May 8, 2014

Hole-y Soap

The soap in the hotel seemed to be missing something. Specifically, the center.

I flipped over the box of this hole-y soap and learned that it was an environmental effort “designed to eliminate the unused center of traditional soap bars.”

It’s not a bad idea, really. At our house, the nubbin’s of the soap bar get thrown away. I don’t think it’s the whole center, but there’s definitely some waste.

Several years ago, I heard a story on the radio about how Coca Cola moved into the bottled water business. The company purified water as part of the process of creating the soft drinks. When bottled water started trending, someone at the company realized they already had all of the elements in place. All they needed was different packaging.

So what can doughnut-shaped soap and Dasani bottled water offer to our churches? An invitation to creative thinking. 

The soap company could have dismissed the idea: after all, we call them “bars of soap,” not inner tubes of suds. Coca Cola is a soft drink company, not a water distributor. But both companies were open to new ways of carrying out their core business. I invite the leadership of congregations to engage in the same type of thinking. 

At your next vestry meeting, put a bottle of Dasani water in the middle of the table. (Put aside issues of whether we should use bottled water or bring our own reusable bottles). For this exercise, ask how the church might capitalize on its current resources to extend its ministry and mission into the community. Is there a strong knitting ministry that could invite middle school students, offering to teach them how to knit and to join in a ministry to the local hospital? Could a strong youth group partner with one from a smaller church? Could the land near the church be used for a farmer’s market or a community garden? 

What new things could emerge, building upon the strength of existing resources? 

I also invite you to put on the table a middle-less soap, and ask the question: Where are we wasting our resources? Where are we putting our time, money, and energy? Do these activities make sense or are some longstanding but dying-on-the-vine traditions? 
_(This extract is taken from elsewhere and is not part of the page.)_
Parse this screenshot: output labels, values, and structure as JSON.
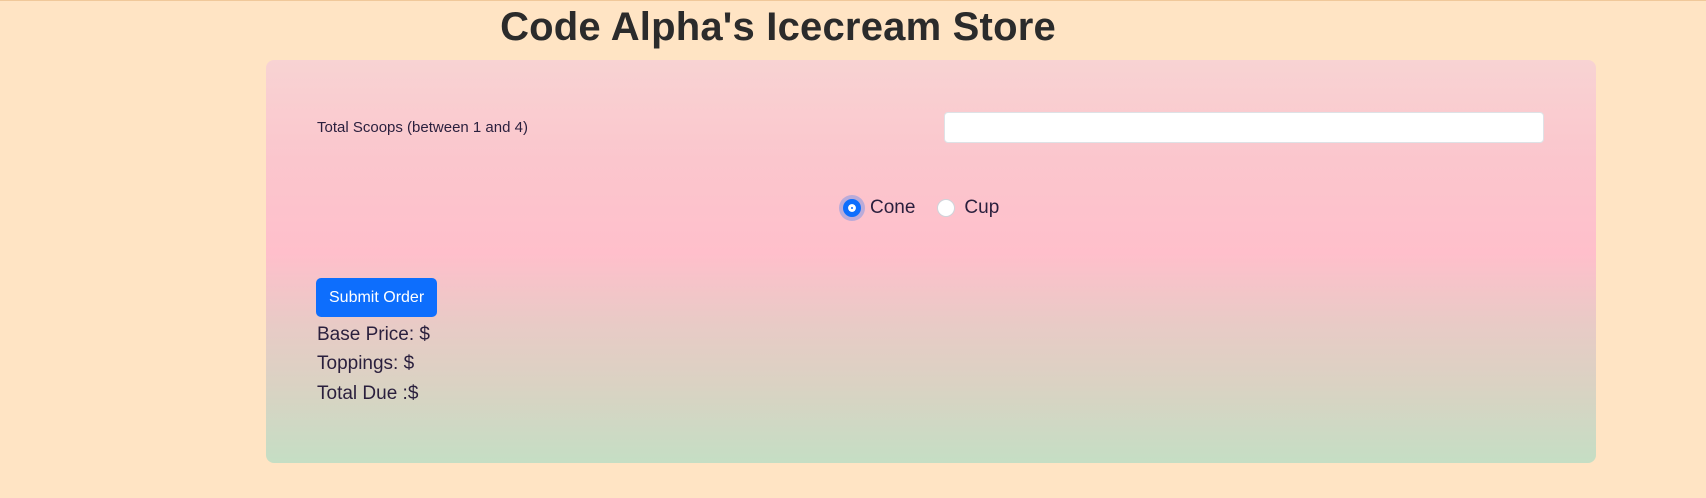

It may take a while for some creative ideas to bubble up. Some may be complete flops. I’m not convinced, for instance, that a soap bracelet is the best idea. But encouraging and nurturing creativity may lead us to places we never imagined but where God has been waiting.